The Queen’s Guard Horse, also known as the Household Cavalry Mounted Regiment, is an iconic symbol of the British monarchy and an essential part of the Changing of the Guard ceremony at Buckingham Palace. These majestic animals are highly trained and carefully selected to serve in this elite unit, and their impressive stature and discipline make them a sight to behold. The Queen’s Guard Horses are all geldings, which means they are male horses that have been castrated. This is because stallions, which are uncastrated male horses, can be unpredictable and difficult to handle, especially in crowded environments like the streets of London where the Changing of the Guard ceremony takes place.
Geldings, on the other hand, are generally more docile and easier to train, which makes them better suited for this kind of work. The horses are chosen for their size, strength, and temperament. They must be at least 16.1 hands high (about 5 feet, 3 inches) and have a dark coat color, such as black, brown, or bay. They are carefully trained over a period of several years to perform the precise movements required for the Changing of the Guard ceremony, such as marching in formation, standing still for long periods of time, and remaining calm in the midst of loud noises and crowds of people.

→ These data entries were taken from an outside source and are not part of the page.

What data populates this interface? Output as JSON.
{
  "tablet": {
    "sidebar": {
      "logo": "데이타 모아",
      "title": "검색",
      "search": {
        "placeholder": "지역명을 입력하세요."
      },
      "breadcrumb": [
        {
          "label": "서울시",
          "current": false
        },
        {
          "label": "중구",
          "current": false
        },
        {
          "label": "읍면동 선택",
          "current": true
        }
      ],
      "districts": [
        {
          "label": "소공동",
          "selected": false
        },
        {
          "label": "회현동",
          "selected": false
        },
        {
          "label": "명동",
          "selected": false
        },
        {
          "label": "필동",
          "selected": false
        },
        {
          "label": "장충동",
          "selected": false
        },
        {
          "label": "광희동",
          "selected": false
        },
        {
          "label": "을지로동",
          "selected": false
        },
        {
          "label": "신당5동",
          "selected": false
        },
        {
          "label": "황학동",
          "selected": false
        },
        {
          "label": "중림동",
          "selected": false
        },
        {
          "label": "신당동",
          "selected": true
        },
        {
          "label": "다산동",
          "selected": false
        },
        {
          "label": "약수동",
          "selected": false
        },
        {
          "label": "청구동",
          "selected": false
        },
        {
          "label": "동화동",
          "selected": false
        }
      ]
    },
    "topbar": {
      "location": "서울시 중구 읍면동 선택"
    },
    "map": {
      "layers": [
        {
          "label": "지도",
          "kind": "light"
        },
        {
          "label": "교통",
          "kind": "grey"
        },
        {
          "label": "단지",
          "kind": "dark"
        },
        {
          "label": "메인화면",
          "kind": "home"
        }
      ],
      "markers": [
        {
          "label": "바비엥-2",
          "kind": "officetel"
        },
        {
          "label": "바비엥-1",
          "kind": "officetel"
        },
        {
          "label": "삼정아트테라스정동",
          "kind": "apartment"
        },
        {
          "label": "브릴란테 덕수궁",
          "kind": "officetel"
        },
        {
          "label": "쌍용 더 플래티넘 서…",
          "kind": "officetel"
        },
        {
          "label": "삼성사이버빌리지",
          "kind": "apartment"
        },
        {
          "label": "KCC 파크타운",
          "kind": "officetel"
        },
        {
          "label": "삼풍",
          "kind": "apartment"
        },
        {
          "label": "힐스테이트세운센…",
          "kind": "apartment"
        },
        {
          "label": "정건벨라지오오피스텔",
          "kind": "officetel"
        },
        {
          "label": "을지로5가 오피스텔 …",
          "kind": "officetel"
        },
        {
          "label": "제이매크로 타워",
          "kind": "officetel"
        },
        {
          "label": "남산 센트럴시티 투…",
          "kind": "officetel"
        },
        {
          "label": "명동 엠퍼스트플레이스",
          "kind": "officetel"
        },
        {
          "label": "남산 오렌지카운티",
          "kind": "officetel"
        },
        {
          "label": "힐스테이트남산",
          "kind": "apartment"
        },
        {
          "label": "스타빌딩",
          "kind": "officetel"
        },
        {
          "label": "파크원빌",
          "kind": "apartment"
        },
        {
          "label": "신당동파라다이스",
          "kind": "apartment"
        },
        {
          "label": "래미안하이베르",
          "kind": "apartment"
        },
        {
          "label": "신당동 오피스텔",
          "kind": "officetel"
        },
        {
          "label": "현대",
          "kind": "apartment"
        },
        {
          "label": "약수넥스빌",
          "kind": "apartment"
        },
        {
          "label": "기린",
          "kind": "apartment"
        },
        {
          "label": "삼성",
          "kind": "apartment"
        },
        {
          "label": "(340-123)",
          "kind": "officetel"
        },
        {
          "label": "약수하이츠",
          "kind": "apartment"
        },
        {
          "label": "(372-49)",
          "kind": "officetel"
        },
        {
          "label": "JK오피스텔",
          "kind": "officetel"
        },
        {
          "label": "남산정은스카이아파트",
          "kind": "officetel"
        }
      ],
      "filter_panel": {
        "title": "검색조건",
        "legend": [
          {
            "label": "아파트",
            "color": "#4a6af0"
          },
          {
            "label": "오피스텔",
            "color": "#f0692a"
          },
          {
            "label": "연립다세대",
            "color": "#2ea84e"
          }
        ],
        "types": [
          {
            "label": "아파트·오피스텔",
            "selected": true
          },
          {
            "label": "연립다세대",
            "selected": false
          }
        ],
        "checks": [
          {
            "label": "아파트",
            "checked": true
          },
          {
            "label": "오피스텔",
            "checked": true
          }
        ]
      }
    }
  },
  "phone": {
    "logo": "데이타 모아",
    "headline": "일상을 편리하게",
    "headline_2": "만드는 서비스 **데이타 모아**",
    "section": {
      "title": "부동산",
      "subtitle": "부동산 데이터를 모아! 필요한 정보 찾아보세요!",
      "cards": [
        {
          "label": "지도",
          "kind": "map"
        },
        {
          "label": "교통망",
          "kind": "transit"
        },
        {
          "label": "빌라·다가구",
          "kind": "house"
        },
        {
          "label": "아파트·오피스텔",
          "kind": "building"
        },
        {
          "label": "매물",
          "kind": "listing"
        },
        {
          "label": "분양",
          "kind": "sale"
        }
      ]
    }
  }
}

In addition to their impressive physical abilities, the Queen’s Guard Horses are also well-cared for and pampered. They are stabled in luxurious accommodations and receive the best possible veterinary care. They are groomed daily and their coats are brushed until they gleam. They are also fed a special diet to ensure that they remain healthy and strong. Overall, the Queen’s Guard Horse is a testament to the skill and dedication of the British military and a beloved symbol of the monarchy. Their impressive stature and discipline make them a sight to behold, and their role in the Changing of the Guard ceremony is a cherished tradition that has been passed down through the generations.
In the following video, we will show you a Queen’s Guard horse that actually goes crazy. In fact, the horse refuses to go in the sentry box. He leaves the box even when lead in the box by two soldiers. At one point the guard was about to be thrown off the horse but he did very well to stay on the horse. Well, such cases can happen and that is why we should always be prepared. Horses might get out of control due to external factors or poor handling time to time. Have a look at the video for more, let us know your opinion on the video, and do not forget to share the video with your loved ones on social media.